Target Date Funds Revisited - Part 3

Personal Money Planning |

By Gary Silverman, CFP®

For the last two weeks we’ve been looking at Target-Date funds. This is a re-examination of several articles I wrote on the subject over a decade ago. They were prompted by a report released by the Securities and Exchange Commission (SEC) on how investors perceive these funds. Let’s just say the results showed a lot of confusion.

About half of the people surveyed owned a Target-Date fund. The study gave the participants information about a Target-Date fund in a variety of formats with the goal of measuring what format worked best. The SEC was trying to figure out what language was easiest to understand for the fund prospectuses. As most investors don’t actually read the prospectus, these folks were already more knowledgeable than your average 401(k) or IRA participant.

Even with that, the results were not good. Many participants believed that the funds were designed to be mostly safe investments, like cash, when the target date was reached. Almost two-thirds of the respondents thought the funds guaranteed income in retirement.

While there is a type of Target-Date fund that does stop changing at the date, it is rare. So rare that I’ve never seen one. Besides, that was not the type presented to the survey participants. For the majority of these funds, the asset mix (and therefore the risk profile) changes over time, including after the target (retirement) date. As we saw last week, most have significant stock holdings on and after the target date.

A Target-Date fund has never promised, guaranteed, or otherwise indicated that the fund would generate a steady income during retirement. These funds have a varying mix of stocks, bonds, and other investments. Some years things go very well, and some years not so much. Yet many still think these funds are supposed to be super-safe when they retire.

But here’s the thing; they were never designed that way. 

While Target-Date funds do get less risky as the date approaches, they do not get to a point of no risk. That’s because, as I said before, most of these funds were designed to take you through retirement, not stop when you get there. As such, while income is an important part of the investment mix, growth is still needed. Your retirement will hopefully last two to three decades. Living tends to get more expensive in those later years.

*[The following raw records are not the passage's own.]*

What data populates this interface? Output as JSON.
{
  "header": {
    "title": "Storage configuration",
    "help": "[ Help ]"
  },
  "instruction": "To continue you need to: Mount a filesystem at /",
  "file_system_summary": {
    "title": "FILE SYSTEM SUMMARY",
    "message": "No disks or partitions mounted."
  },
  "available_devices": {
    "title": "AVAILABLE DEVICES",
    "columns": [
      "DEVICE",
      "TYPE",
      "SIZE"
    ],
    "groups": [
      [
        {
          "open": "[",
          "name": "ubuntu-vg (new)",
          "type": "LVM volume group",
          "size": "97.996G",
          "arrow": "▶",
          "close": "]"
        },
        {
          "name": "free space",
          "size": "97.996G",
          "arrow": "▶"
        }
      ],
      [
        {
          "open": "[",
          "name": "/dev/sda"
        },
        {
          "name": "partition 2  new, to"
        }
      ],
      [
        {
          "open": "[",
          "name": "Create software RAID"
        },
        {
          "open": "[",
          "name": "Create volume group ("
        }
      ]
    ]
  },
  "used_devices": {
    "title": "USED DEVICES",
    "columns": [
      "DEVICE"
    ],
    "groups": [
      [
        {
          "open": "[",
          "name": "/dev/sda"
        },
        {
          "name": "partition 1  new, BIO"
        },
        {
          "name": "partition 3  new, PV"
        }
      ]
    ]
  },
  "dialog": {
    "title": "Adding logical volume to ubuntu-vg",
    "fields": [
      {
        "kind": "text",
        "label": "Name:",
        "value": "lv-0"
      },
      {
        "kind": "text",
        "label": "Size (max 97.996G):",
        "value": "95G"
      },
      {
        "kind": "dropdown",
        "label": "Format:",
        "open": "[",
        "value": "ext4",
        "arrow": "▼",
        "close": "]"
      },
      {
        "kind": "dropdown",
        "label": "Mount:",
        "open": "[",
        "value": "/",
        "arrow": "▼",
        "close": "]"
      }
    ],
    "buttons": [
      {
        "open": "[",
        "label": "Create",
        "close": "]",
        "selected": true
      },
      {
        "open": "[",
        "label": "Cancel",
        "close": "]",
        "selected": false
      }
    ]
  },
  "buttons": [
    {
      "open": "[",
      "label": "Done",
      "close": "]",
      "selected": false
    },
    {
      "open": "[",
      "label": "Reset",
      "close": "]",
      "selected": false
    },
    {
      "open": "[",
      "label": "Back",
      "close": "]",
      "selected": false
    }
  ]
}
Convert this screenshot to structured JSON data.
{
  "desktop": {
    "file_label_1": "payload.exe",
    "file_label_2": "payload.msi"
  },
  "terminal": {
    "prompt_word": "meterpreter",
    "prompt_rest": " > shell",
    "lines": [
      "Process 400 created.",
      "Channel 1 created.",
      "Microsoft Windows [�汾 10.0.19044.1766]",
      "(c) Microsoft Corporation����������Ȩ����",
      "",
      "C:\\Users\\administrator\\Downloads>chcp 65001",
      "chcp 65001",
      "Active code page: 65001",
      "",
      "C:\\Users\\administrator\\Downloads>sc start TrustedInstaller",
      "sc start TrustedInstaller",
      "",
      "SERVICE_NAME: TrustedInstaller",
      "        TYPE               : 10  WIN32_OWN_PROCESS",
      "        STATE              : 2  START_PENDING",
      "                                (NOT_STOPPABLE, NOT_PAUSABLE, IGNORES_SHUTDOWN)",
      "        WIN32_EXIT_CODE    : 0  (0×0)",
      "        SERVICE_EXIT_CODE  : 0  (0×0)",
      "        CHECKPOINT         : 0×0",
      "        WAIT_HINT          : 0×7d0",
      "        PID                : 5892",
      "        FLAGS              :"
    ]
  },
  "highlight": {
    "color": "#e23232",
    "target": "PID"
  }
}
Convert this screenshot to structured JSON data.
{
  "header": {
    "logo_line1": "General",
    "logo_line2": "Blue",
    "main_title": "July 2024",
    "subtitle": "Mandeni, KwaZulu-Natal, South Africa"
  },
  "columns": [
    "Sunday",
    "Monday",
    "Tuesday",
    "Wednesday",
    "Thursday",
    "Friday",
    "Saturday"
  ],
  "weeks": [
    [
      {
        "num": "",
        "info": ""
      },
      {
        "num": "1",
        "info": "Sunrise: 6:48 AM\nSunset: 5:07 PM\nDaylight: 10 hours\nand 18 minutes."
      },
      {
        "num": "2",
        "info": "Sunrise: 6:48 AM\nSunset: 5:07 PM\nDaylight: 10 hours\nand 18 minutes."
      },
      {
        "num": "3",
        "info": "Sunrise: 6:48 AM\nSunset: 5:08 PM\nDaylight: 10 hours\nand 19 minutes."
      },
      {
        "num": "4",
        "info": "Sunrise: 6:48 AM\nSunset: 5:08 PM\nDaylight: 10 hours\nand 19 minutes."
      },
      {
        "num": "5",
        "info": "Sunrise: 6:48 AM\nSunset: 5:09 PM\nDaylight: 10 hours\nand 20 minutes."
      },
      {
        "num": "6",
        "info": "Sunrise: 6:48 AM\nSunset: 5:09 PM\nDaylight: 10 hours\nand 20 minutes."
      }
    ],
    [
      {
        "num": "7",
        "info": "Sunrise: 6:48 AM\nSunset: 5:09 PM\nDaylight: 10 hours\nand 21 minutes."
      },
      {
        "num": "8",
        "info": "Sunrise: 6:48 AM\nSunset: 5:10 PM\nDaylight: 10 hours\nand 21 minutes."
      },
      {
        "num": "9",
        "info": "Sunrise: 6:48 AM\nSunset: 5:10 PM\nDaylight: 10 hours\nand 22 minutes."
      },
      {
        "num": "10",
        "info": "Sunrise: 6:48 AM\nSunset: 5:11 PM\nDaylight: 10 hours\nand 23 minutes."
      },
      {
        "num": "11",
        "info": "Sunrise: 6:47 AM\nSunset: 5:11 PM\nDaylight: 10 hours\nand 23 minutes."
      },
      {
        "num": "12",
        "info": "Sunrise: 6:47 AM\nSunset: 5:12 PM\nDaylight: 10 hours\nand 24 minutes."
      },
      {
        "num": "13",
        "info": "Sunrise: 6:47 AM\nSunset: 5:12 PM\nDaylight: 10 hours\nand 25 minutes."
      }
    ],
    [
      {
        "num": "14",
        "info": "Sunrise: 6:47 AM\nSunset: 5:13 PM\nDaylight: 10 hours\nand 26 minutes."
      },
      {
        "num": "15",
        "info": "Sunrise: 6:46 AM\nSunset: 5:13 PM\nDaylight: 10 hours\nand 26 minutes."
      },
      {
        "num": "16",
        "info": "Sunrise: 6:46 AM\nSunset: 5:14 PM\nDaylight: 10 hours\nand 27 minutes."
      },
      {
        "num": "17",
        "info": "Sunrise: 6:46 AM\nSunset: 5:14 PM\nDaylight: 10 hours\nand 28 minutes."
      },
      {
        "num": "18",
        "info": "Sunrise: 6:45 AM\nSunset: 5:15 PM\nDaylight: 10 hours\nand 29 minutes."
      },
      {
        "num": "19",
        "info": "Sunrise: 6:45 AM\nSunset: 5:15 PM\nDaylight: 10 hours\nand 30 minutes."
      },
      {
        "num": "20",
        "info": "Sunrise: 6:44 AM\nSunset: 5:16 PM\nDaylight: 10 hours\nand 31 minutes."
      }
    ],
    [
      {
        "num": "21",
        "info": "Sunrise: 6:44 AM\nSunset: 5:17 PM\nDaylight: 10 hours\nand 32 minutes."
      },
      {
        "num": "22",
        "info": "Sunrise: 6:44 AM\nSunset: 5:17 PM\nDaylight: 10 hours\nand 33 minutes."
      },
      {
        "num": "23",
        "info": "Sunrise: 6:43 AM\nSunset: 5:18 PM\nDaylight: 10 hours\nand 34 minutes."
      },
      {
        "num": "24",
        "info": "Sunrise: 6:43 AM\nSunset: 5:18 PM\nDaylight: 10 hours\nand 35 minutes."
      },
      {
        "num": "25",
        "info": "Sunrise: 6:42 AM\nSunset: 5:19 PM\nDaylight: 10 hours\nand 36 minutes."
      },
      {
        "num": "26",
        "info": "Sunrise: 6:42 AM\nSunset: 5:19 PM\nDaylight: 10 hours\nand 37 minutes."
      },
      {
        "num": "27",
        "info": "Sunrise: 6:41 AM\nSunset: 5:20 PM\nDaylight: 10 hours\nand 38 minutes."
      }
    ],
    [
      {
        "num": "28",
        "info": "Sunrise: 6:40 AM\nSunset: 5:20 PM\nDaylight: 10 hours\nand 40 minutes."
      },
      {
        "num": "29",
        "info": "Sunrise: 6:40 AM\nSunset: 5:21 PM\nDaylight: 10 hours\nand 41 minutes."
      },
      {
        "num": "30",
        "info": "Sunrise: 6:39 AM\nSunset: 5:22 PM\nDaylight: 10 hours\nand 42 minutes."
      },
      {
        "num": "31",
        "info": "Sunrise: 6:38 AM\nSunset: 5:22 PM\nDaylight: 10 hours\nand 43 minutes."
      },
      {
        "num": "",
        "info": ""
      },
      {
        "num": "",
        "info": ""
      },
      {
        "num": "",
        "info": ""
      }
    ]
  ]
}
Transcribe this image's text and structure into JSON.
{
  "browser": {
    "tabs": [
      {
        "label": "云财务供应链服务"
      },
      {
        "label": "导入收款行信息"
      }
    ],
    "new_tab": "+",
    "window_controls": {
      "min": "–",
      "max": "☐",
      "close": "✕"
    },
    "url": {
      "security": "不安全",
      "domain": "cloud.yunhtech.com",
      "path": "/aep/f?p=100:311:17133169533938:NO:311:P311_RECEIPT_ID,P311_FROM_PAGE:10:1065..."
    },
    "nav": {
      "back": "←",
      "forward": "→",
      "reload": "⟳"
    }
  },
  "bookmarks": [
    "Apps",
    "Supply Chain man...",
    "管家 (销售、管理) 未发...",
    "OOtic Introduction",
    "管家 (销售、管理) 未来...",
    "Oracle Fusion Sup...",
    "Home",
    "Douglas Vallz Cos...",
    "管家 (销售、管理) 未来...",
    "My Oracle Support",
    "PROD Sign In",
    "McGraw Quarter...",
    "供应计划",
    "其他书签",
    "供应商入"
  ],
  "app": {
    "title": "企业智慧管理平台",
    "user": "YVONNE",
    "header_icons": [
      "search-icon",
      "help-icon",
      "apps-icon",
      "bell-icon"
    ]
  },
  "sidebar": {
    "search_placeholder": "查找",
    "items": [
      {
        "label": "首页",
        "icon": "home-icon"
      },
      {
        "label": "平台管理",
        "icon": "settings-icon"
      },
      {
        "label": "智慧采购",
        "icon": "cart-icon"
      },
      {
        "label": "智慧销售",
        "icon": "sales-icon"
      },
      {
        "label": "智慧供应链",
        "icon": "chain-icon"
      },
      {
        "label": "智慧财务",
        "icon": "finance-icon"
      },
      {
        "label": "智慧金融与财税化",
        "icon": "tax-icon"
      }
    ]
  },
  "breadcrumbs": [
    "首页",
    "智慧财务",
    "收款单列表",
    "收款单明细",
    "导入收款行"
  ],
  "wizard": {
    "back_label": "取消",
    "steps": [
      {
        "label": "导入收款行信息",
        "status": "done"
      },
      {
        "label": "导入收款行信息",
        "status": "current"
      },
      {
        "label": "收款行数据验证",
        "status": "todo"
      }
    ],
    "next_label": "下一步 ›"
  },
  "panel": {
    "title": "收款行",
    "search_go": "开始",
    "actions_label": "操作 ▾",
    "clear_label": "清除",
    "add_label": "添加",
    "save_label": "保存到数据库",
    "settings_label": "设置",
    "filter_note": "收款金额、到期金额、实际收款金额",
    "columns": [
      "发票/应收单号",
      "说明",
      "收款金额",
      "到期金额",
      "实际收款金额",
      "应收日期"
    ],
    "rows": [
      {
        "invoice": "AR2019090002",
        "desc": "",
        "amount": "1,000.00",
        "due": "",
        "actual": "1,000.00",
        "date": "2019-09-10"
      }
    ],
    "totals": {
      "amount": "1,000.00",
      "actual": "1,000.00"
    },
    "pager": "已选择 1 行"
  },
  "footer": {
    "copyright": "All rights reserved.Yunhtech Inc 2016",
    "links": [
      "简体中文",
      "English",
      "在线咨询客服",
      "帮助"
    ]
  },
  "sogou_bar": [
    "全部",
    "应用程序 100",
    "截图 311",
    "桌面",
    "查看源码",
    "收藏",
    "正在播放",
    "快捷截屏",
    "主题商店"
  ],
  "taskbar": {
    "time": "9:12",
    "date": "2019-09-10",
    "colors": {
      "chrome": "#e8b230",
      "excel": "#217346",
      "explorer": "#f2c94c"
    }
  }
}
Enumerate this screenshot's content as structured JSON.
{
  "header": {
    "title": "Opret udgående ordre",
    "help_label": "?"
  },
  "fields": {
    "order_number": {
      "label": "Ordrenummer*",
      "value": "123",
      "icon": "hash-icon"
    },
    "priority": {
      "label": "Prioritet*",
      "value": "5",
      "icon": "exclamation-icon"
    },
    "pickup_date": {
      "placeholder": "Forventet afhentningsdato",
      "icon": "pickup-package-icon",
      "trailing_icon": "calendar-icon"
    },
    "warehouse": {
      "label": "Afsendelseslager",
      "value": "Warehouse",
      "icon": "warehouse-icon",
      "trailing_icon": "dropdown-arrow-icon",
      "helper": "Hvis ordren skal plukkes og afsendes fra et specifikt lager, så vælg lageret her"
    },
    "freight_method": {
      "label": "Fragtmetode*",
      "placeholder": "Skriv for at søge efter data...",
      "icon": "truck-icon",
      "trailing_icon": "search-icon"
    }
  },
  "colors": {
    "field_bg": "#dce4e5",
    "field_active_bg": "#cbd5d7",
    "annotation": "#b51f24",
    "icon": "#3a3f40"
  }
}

So while stock bear markets can give you problems if you don’t have safer investments in your portfolio, having no stocks create a different problem: a portfolio with anemic growth. If you had a portfolio that didn’t grow, your purchasing power would shrink and so, too, would your standard of living. Having no stocks would present a different problem (inflation risk). Which is why target-date funds don’t shirk stocks even if you’ve shirked working.

I hope these recent columns educated you (or refreshed your memory) about Target-Date funds.  Be clear about what they are and what they are not: They are a very good way to gain exposure to a wide range of investments with little fuss, but they are not a panacea. As with any investment, before you throw your money at it, it’s crucial to understand your goals.